Fast forward back to today.  Janie tried to give her daughter (now living in Huntsville) tips on getting around in the snow.  She suggested a trip to the store to buy some chains. Chains? For tires? She gave up on trying to explain that one! Our daddy always used chains, which came in handy when driving us up to Maysville Road. Alas, on the news last night I saw a snow plow which, yes, had chains on the tires. Things from our generation are not yet extinct after all.
Mexican Food

Craig Bannecke, Class of '65 - You have posed a good question about Mexican Food.  Whenever Jennifer and I go back to Huntsville to visit family and check on her Mom I try to at least once, to  eat at El Palacio's. Matter fact her family pretty much knows I like to eat there and so when we get together to go out and eat they often will suggest El Palacio's. The last time we were In Huntsville I got to thinking that I did not remember ever eating Mexican or for that matter Chinese food when I was growing up.

Matter of fact, El Palacio, is where I was first introduced to Mexican food in the early 70's by David Phillips. We use to go there for the lunch buffet special.  The restaurant just celebrated it's 40th Anniversary a few years ago and hasn't changed much since I first ate there.  One thing however Jennifer pointed out the last time we were there, was it appears to be the same carpet they had forty years ago.  I believe she's  right !

Linda Kinkle Cianci, Class of '66 - I used to eat at El Palacio Mexican Rest. on the Parkway in the late 60s. My friend says she thinks it's still there, but after getting food poisoning at El Palacio a couple of years ago, she  hasn't been back. Eating at El Palacio was my first experience with Mexican food.  Wow! We would eat the chips & hot sauce, now called salsa, and tears would flow from the eyes (and nose - nose tears?).  Then Mike & I moved to Denver and experienced what I'd call some "real" Mexican food.  Talk about those tears - wow!  Years later, when we accompanied our youngest son and church youth group on a mission trip to Piedras Negras, Mexico, we finally did have real Mexican food, prepared by the missionaries at a children's home where we were working. It was not spicy (no Old ElPaso seasoning mix for them). The sauce, which contained freshly chopped cilantro, was hot, but not unbearably.  It was truly delicious. Today, my spicy foods are much less spicy, and that hot sauce is on the mild  side.

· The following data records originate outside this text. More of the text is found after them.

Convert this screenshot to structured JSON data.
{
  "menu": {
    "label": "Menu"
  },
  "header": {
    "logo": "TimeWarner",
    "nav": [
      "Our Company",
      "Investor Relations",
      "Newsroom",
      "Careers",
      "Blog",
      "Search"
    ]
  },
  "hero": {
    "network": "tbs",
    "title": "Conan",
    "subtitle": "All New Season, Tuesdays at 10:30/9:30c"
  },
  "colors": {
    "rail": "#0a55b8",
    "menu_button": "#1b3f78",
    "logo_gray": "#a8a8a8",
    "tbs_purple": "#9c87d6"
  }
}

Tom Gilbert, Class of '67 - I think Taco Bell came there in 1966 it was across from Shoneys. That was my first taste of Mexican food.

Jim Johnson - A guy by the name of "Chili" Yarbrough on Alpine Street in Huntsville Park (the area in the NW quadrant of the intersection of Triana and Drake) made them (tamales) for years and used corn husks/shucks to hold the "innards" together.  He sold them predominantly to mill workers and the local citizenry for a dollar a dozen.
El Palacio is the frist Mexican restaurant I recall, but I do not recall the specific date it began operations. It was located at the SW quadrant of The Parkway and Governor's Drive. I knew the Ralph's who operated the Rebel Inn later as the Rebel Dugout.

Lance George - The 1964 phone book has El Toro Lounge at 3413 Governors Drive with "Complete Mexican Dinners" In 1966 El Toro vanishes and El Palacio pops up at he Goldenrod Motel,where The Goldernrod Restaurant was and LaFiesta at 1309 N Pky (which was open 1 year,It was The Hickory Pit in the 67 book)".


And Then the Fight Started

My wife and I were sitting at a table at her high school reunion, and she kept staring at a drunken man swigging his drink as he sat alone at a nearby table.

I asked her, "Do you know him?"

"Yes", she sighed,

"He's my old boyfriend.... I understand he took to drinking right after we split up those many years ago, and I hear he hasn't been sober since."

"My God!" I said, "Who would think a person could go on celebrating that long?"

And then the fight started...